Learn Politics While You Drive
Can these Republican tapes teach you how to be a candidate?
If you want to be a Republican candidate--and who doesn't, really?--you need "a core set of principles," "a core set of beliefs," "a core vision," and "fire in the belly." You must "be true to yourself," "show that you care," and treat every voter like "a precious soul." And don't forget to involve yourself with a high-profile cause before you announce your candidacy--it'll really help your fund raising.
I know all this because I have spent the past week listening to Prepare To Win, a program of audiotapes and accompanying "workbooks" (I'm not kidding) from the Republican National Committee--four hours, 28 speakers (senators, House members, etc.), and advice on everything from fund raising to hiring staff to wooing the media. The RNC is distributing Prepare To Win to hundreds of potential 2000 candidates for Congress, state legislatures, county commissioner, and other offices. Would-be candidates are supposed to listen while they sleep, eat, or drive. (Here's RNC Chairman Jim Nicholson urging Republicans to listen "over and over again" to the tapes. [
Washington, where members of Congress are all well-coiffed, well-spoken, well-dressed, and well-prepped, makes it easy to forget that politicians are made, not born. For every Bill Clinton who springs from his mother's womb wearing a blue suit and speaking in sound bites, there are scores of awkward, ambitious Rotarians needing guidance. In days of yore, aspiring pols learned their trade by sitting in the party clubhouse. But political education has become alarmingly sophisticated since the late '80s, when Newt Gingrich's GOPAC began mailing tens of thousands of strategy tapes to Republican activists. Both parties now offer seminars training candidates how to run. But Prepare To Win marks the first time either party has tried to educate prospective candidates.
U nlike GOPAC's tapes, which mix strategy with red-meat ideology, Prepare To Win is pure process. It mostly ignores Republican positions and concentrates on campaign mechanics. Speakers urge you to pay attention to filing deadlines, hire a lawyer, form a kitchen Cabinet of friends who can rein you in if the campaign unhinges you, court community leaders and seek their endorsement before you announce, choreograph your announcement to maximize media coverage, etc. It's all sensible enough--especially the presentation of Sen. Susan Collins of Maine--but it's thunderingly obvious. After a couple of hours, I began to ask myself: How dumb does the Republican Party think I am? Listen, for example, to New Mexico party Chairman John Dendahl's leaden account of how to use humor in your campaign. (
The workbooks exacerbate this condescending simple-mindedness. The 10 written questions that accompany each speech are of the sort I haven't seen since sixth-grade reading comprehension: "How [according to Rep. Jennifer Dunn of Washington] do you become an Initiator, Innovator, and Leader?" "What did [Rep. Ileana Ros-Lehtinen of Florida] learn as a girl scout leader?" Answer: Be prepared.

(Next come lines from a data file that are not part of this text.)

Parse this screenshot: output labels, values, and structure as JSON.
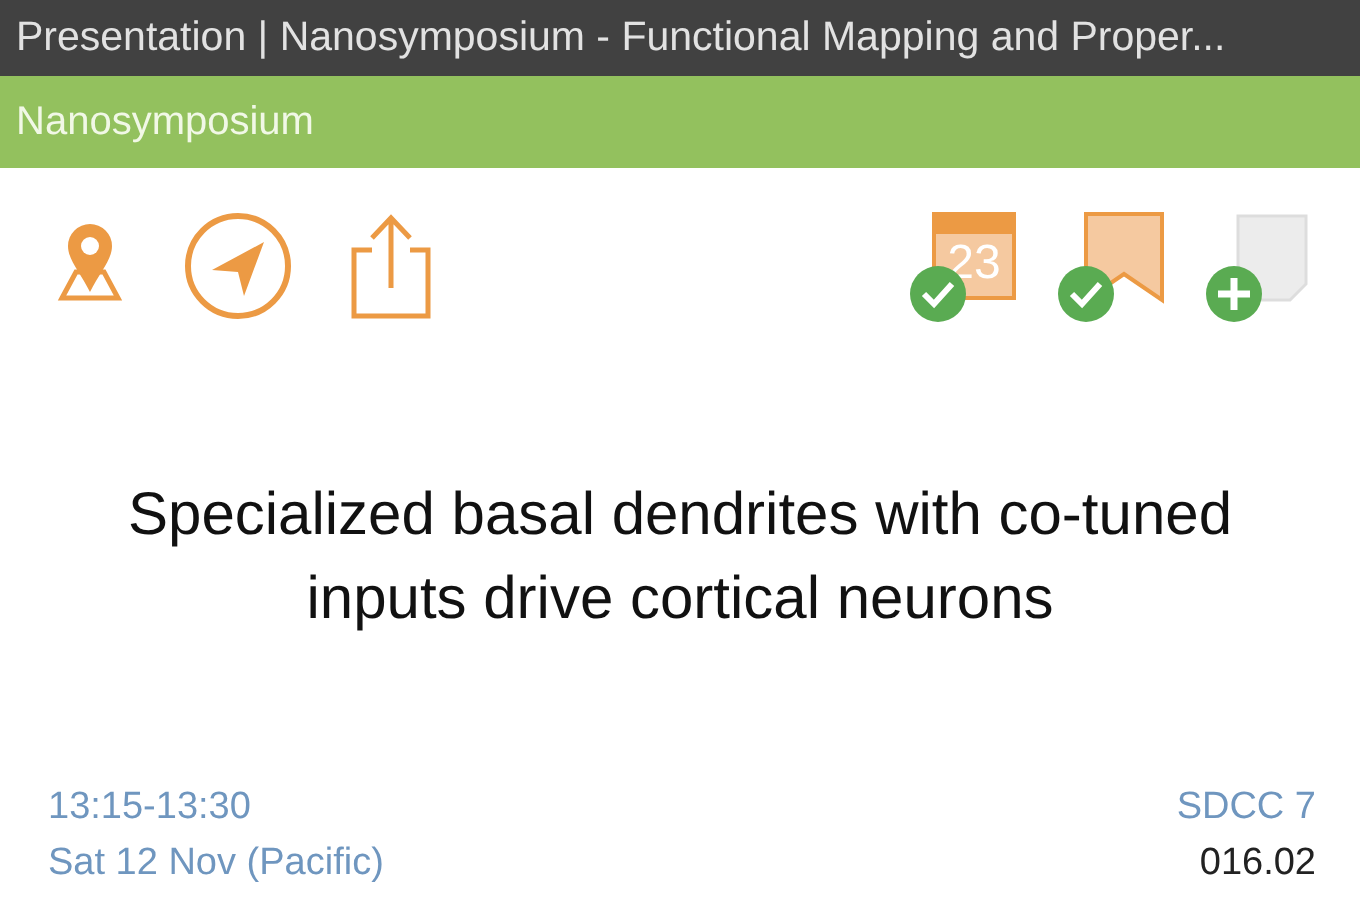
{
  "window": {
    "title": "Presentation | Nanosymposium - Functional Mapping and Proper..."
  },
  "section": {
    "title": "Nanosymposium"
  },
  "left_actions": [
    {
      "kind": "map"
    },
    {
      "kind": "navigate"
    },
    {
      "kind": "share"
    }
  ],
  "right_actions": [
    {
      "kind": "calendar",
      "day": "23",
      "added": true
    },
    {
      "kind": "bookmark",
      "added": true
    },
    {
      "kind": "note",
      "added": false
    }
  ],
  "presentation": {
    "title": "Specialized basal dendrites with co-tuned inputs drive cortical neurons",
    "time": "13:15-13:30",
    "date": "Sat 12 Nov (Pacific)",
    "room": "SDCC 7",
    "number": "016.02"
  }
}
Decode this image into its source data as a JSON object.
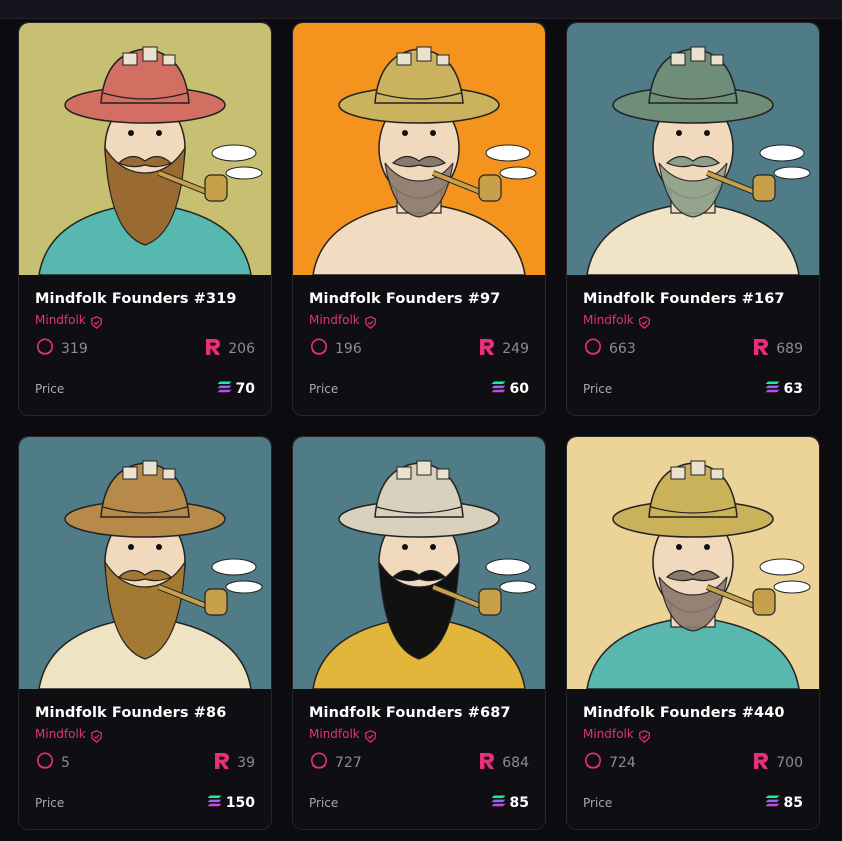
{
  "collection_name": "Mindfolk",
  "price_label": "Price",
  "colors": {
    "accent": "#e8307a",
    "background": "#0c0b10",
    "card": "#0f0e13"
  },
  "cards": [
    {
      "title": "Mindfolk Founders #319",
      "collection": "Mindfolk",
      "rarity": "319",
      "rank": "206",
      "price": "70",
      "bg": "#c7bf72",
      "hat": "#d36f62",
      "hair": "#9a6a33",
      "shirt": "#56b8ae"
    },
    {
      "title": "Mindfolk Founders #97",
      "collection": "Mindfolk",
      "rarity": "196",
      "rank": "249",
      "price": "60",
      "bg": "#f4931d",
      "hat": "#cbb25f",
      "hair": "#8a7a6e",
      "shirt": "#f1dcc2"
    },
    {
      "title": "Mindfolk Founders #167",
      "collection": "Mindfolk",
      "rarity": "663",
      "rank": "689",
      "price": "63",
      "bg": "#4f7c87",
      "hat": "#6f8e7a",
      "hair": "#8c9f88",
      "shirt": "#f0e3c6"
    },
    {
      "title": "Mindfolk Founders #86",
      "collection": "Mindfolk",
      "rarity": "5",
      "rank": "39",
      "price": "150",
      "bg": "#4f7c87",
      "hat": "#b88a4a",
      "hair": "#a47a32",
      "shirt": "#eee3c2"
    },
    {
      "title": "Mindfolk Founders #687",
      "collection": "Mindfolk",
      "rarity": "727",
      "rank": "684",
      "price": "85",
      "bg": "#4f7c87",
      "hat": "#d8d1bd",
      "hair": "#111111",
      "shirt": "#e2b63a"
    },
    {
      "title": "Mindfolk Founders #440",
      "collection": "Mindfolk",
      "rarity": "724",
      "rank": "700",
      "price": "85",
      "bg": "#ecd398",
      "hat": "#c9b25a",
      "hair": "#8a7a6e",
      "shirt": "#58b8ad"
    }
  ]
}
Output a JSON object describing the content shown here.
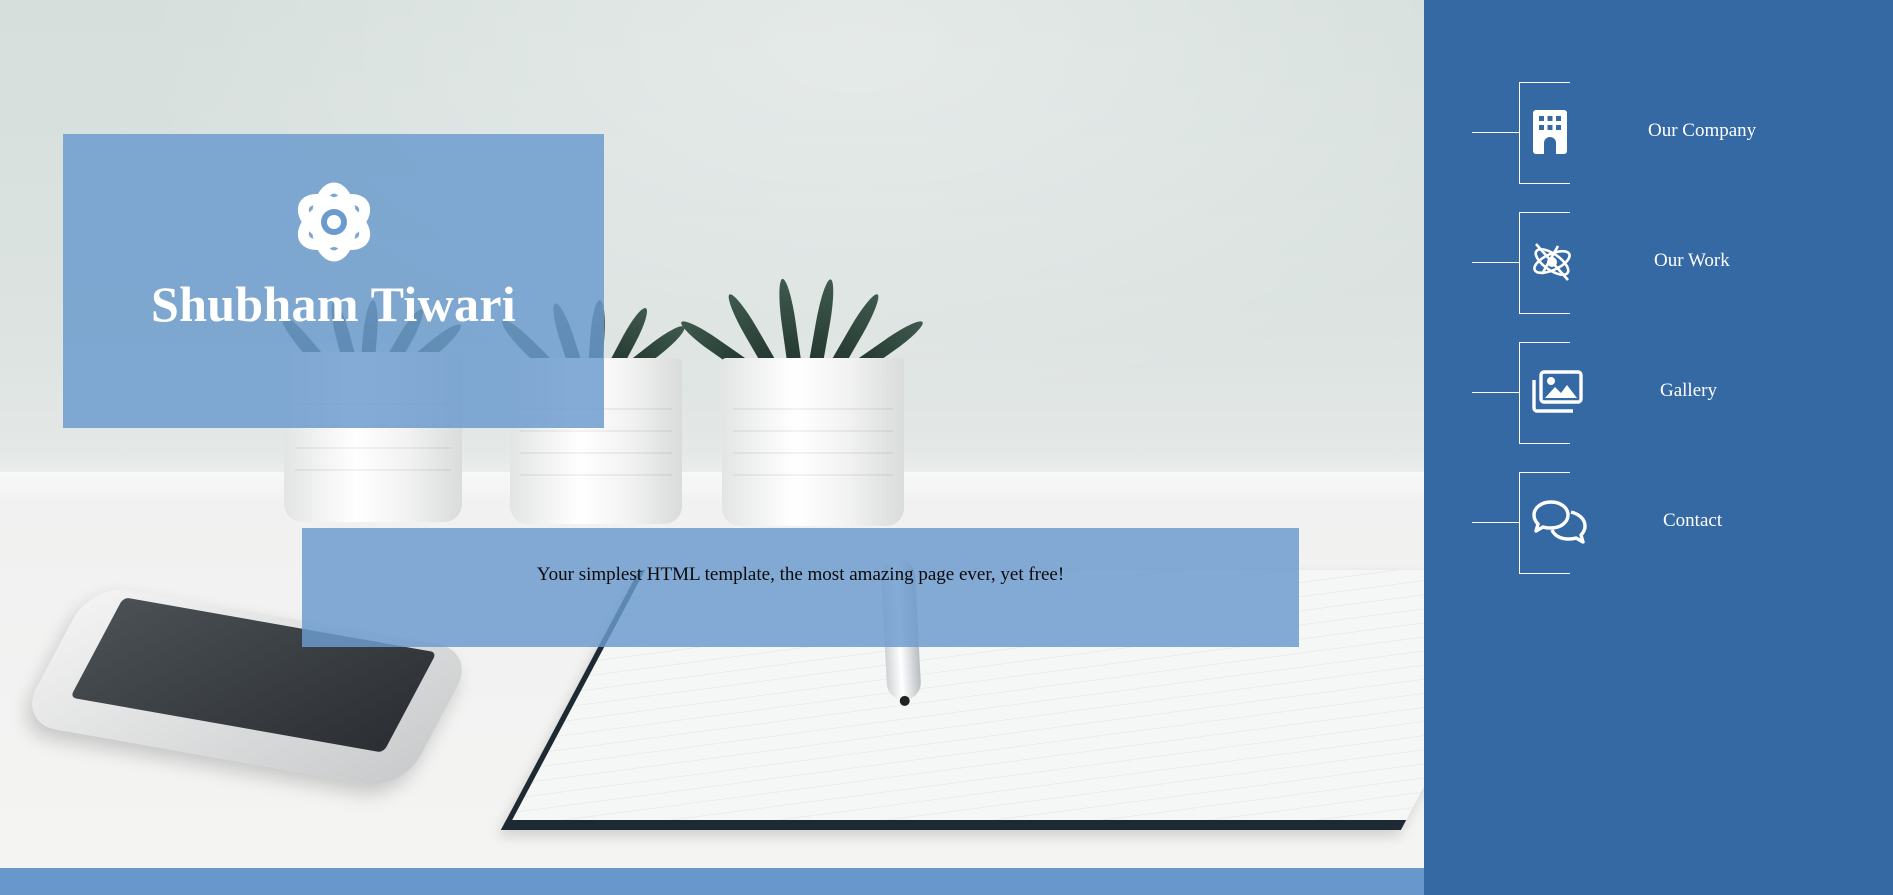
{
  "hero": {
    "title": "Shubham Tiwari",
    "logo_icon": "atom-icon",
    "tagline": "Your simplest HTML template, the most amazing page ever, yet free!"
  },
  "nav": {
    "items": [
      {
        "label": "Our Company",
        "icon": "building-icon"
      },
      {
        "label": "Our Work",
        "icon": "satellite-orbit-icon"
      },
      {
        "label": "Gallery",
        "icon": "images-icon"
      },
      {
        "label": "Contact",
        "icon": "chat-bubbles-icon"
      }
    ]
  },
  "colors": {
    "sidebar": "#3569a4",
    "card_overlay": "#6b9bcd",
    "bottom_strip": "#6898cb",
    "text_light": "#ffffff",
    "text_dark": "#0a0a0a"
  }
}
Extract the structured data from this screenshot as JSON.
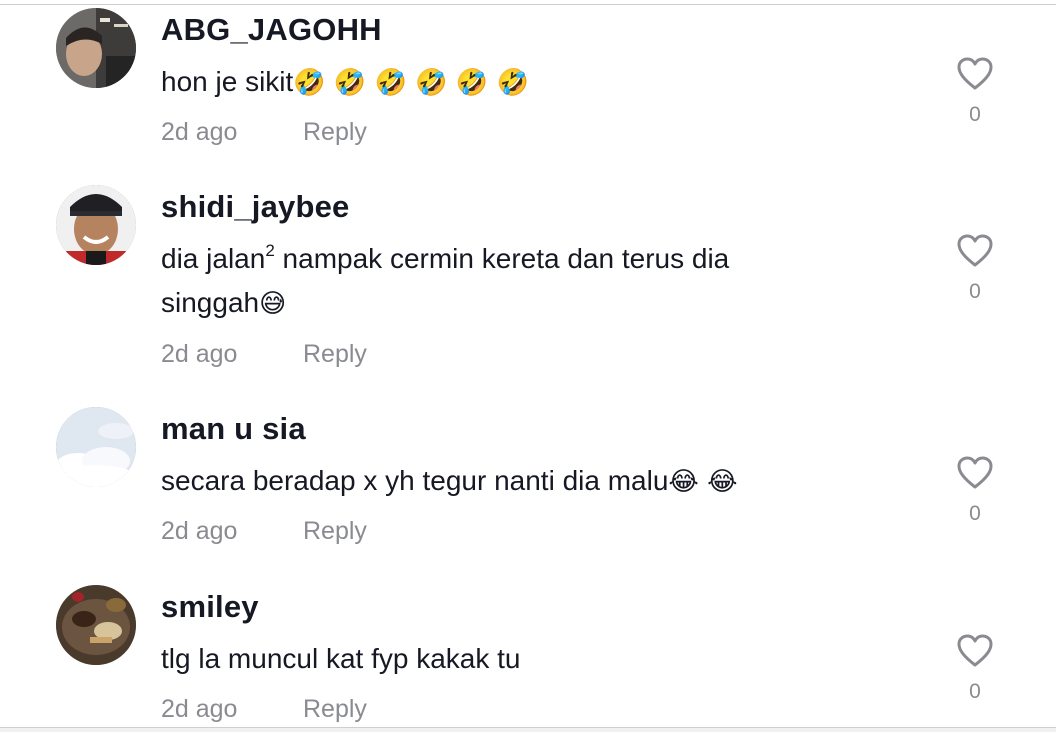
{
  "comments": [
    {
      "username": "ABG_JAGOHH",
      "text": "hon je sikit",
      "emojis": "🤣 🤣 🤣 🤣 🤣 🤣",
      "time": "2d ago",
      "reply_label": "Reply",
      "likes": "0",
      "avatar_icon": "avatar-photo-man-indoor"
    },
    {
      "username": "shidi_jaybee",
      "text_line1_pre": "dia jalan",
      "text_line1_sup": "2",
      "text_line1_post": " nampak cermin kereta dan terus dia",
      "text_line2": "singgah",
      "emojis": "😅",
      "time": "2d ago",
      "reply_label": "Reply",
      "likes": "0",
      "avatar_icon": "avatar-photo-smiling-man-cap"
    },
    {
      "username": "man u sia",
      "text": "secara beradap x yh tegur nanti dia malu",
      "emojis": "😂 😂",
      "time": "2d ago",
      "reply_label": "Reply",
      "likes": "0",
      "avatar_icon": "avatar-photo-sky-clouds"
    },
    {
      "username": "smiley",
      "text": "tlg la muncul kat fyp kakak tu",
      "time": "2d ago",
      "reply_label": "Reply",
      "likes": "0",
      "avatar_icon": "avatar-photo-food-plate"
    }
  ],
  "colors": {
    "username": "#161823",
    "secondary": "#8a8b91",
    "heart_stroke": "#8a8b91"
  }
}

At heart, however, Prepare To Win is neither commonsensical nor condescending. It is deeply--so deeply that the speakers aren't even aware of it--cynical. The superficial premise is that politics is about harnessing your beliefs, your honesty, and your caring heart for the common good. The political veterans dispensing advice genuinely seem to be preaching idealism. Speaker after speaker insists that your campaign must be founded on your "core principles" (beliefs, vision, whatever. My favorite workbook question is: "What are your core principles?" If you have to ask ...). The tapes overflow with Polonius platitudes: "Be true to yourself"; "People don't care what you know till they know that you care." Sen. Sam Brownback of Kansas repeatedly insists that you see people as "precious souls," not as voters or contributors.
But it's odd to be celebrating "precious souls" on a tape series designed to teach candidates exactly how to wring money from contributors and seduce skeptical voters. While saying that candidates should be true to themselves, the speakers spend the bulk of their time detailing how campaigns are artifice and how candidates must learn to manipulate voters, contributors, images, and reporters.
T his fundamental cynicism reveals itself in countless small ways. Here, for example, Georgia party Chairman Rusty Paul instructs how to make a candidacy announcement "political theater" with the candidate as the "main actor." (
The otherwise admirable Sen. Collins counsels listeners to embrace a cause before they become candidates, but not because the cause itself matters: The cause is a great way to build a contributor base. Listen to Rep. Dunn as she gives cheerful, happy-talk advice about how to use anecdotes to show voters that you care about people and not just policy. Women, she notes, "are much more responsive to a strong positive message than they are to attacks." Then, in her final sentence, Dunn offers her real advice: "Leave those attacks for the advertising campaign." (
O verwhelmingly, I had the sense that my Prepare To Win instructors had no idea how cynical they sound. Nowhere is this more apparent than in the presentation of Sen. Kit Bond, a folksy Missourian. In this clip (
David Plotz is the Editor of Slate. He's the author of The Genius Factory: The Curious History of the Nobel Prize Sperm Bank and Good Book. He appears on Slate's Political Gabfest.